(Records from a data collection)
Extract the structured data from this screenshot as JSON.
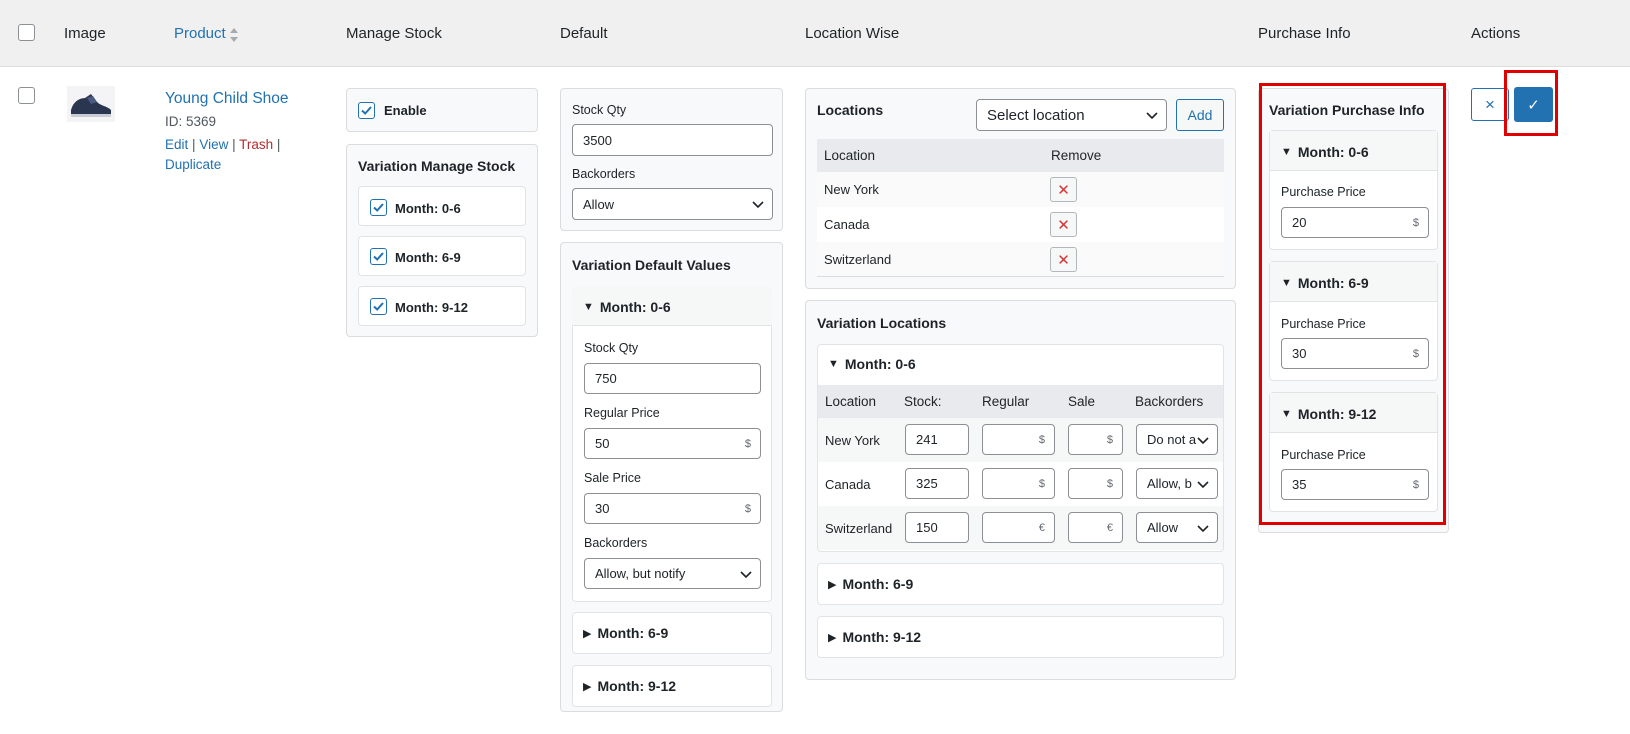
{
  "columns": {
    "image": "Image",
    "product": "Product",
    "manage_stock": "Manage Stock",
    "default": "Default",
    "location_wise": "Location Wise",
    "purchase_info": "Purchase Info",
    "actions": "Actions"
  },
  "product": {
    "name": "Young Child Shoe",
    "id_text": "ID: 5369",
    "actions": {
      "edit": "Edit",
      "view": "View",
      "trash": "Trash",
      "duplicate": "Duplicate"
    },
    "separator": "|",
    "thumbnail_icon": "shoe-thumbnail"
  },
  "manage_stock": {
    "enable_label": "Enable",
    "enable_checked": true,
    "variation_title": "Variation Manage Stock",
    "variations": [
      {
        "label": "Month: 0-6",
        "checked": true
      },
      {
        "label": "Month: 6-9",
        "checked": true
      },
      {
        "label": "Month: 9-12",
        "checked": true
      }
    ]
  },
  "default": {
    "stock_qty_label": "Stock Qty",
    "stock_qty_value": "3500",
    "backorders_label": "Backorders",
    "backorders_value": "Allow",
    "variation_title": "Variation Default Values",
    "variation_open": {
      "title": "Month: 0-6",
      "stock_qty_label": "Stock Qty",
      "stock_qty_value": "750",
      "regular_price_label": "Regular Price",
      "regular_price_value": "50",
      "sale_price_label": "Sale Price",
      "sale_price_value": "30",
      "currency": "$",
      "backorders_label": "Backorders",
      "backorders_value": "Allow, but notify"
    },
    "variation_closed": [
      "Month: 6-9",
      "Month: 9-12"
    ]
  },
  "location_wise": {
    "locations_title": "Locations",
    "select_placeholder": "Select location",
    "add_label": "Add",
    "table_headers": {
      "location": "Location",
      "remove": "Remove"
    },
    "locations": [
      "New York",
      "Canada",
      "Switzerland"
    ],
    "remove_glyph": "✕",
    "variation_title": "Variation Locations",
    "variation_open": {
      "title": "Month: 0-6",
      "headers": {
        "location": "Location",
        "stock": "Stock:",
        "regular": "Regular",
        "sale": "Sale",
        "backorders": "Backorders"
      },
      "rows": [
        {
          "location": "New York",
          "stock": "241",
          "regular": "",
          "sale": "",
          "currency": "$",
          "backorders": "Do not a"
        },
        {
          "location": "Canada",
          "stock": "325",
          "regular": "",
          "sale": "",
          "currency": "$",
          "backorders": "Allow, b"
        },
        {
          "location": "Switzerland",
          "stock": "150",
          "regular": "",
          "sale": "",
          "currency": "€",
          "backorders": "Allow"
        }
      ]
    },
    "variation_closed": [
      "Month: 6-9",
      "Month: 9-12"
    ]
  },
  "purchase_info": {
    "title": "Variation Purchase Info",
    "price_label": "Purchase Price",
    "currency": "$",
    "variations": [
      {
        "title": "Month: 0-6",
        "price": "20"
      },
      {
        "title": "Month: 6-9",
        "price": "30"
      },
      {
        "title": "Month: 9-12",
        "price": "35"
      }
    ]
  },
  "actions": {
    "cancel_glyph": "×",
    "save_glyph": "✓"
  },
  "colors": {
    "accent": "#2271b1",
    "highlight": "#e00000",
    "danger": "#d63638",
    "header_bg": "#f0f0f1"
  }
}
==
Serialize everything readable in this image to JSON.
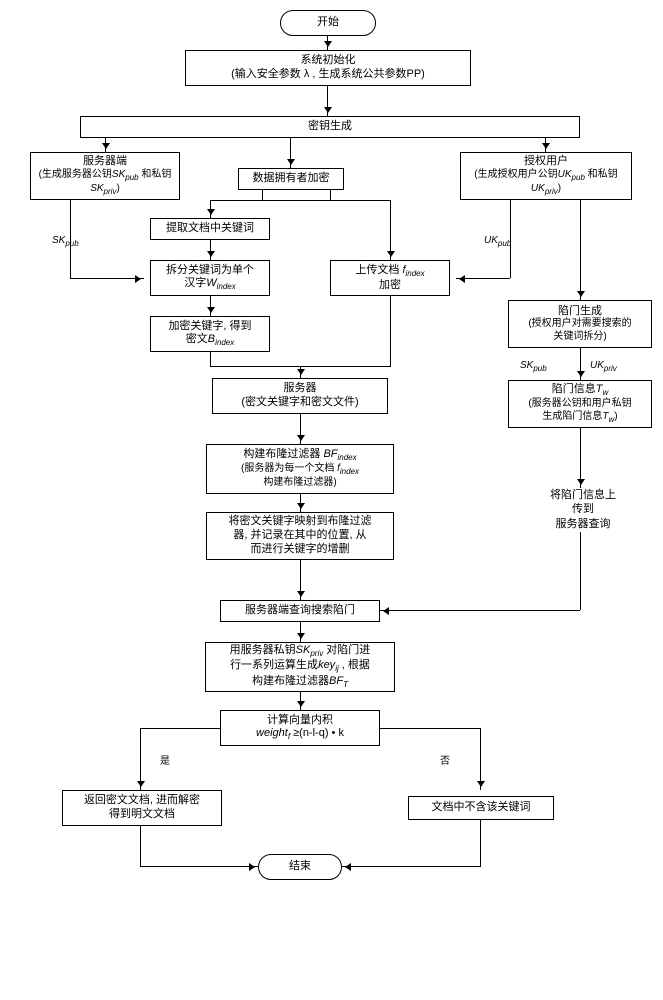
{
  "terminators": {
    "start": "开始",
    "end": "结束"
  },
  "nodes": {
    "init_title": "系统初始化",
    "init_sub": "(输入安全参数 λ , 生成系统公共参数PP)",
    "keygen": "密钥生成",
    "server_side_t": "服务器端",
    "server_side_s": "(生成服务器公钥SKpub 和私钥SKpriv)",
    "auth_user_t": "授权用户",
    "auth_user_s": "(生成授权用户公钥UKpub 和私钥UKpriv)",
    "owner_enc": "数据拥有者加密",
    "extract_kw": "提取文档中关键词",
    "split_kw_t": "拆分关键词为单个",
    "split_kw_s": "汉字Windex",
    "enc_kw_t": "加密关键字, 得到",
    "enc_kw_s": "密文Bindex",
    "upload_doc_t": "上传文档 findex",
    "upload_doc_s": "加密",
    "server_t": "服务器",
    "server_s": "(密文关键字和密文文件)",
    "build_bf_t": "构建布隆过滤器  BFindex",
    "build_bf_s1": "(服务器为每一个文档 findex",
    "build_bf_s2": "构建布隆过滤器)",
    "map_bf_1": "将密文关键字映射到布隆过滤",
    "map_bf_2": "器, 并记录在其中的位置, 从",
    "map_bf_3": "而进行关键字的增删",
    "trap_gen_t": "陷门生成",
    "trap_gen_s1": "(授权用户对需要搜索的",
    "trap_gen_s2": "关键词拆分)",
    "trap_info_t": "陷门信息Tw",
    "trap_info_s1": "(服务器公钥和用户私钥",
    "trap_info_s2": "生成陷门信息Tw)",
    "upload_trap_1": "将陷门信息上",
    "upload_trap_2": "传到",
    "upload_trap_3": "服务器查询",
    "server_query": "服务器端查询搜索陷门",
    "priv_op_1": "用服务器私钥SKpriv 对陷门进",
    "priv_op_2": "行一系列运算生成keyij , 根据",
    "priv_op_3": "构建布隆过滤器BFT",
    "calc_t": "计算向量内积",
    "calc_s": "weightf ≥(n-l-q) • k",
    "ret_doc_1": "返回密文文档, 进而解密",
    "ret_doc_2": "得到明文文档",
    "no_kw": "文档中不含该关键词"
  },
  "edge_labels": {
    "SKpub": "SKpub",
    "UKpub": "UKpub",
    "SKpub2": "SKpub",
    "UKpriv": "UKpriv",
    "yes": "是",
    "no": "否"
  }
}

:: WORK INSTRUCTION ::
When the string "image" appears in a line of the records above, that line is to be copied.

:: EXERCISE SOLUTION ::
    "image": "Image",
Serialize everything readable in this image to JSON.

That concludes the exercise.